## EXERCISE INSTRUCTIONS
Work through the listing below, copying each line that carries the word "content".

## DATASET RECORDS
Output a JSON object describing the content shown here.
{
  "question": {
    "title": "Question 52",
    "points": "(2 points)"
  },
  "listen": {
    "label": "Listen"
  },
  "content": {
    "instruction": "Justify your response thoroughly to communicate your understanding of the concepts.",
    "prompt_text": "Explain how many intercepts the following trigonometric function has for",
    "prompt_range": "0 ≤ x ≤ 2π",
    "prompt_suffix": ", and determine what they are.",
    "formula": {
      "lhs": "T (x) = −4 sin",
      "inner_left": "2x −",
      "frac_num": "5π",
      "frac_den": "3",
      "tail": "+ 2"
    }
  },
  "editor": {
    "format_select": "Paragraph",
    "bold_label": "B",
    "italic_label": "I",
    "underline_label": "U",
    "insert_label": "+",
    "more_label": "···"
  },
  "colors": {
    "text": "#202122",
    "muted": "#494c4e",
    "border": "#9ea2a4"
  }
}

## OUTPUT FOR THIS TASK
Output a JSON object describing the content shown here.
  "content": {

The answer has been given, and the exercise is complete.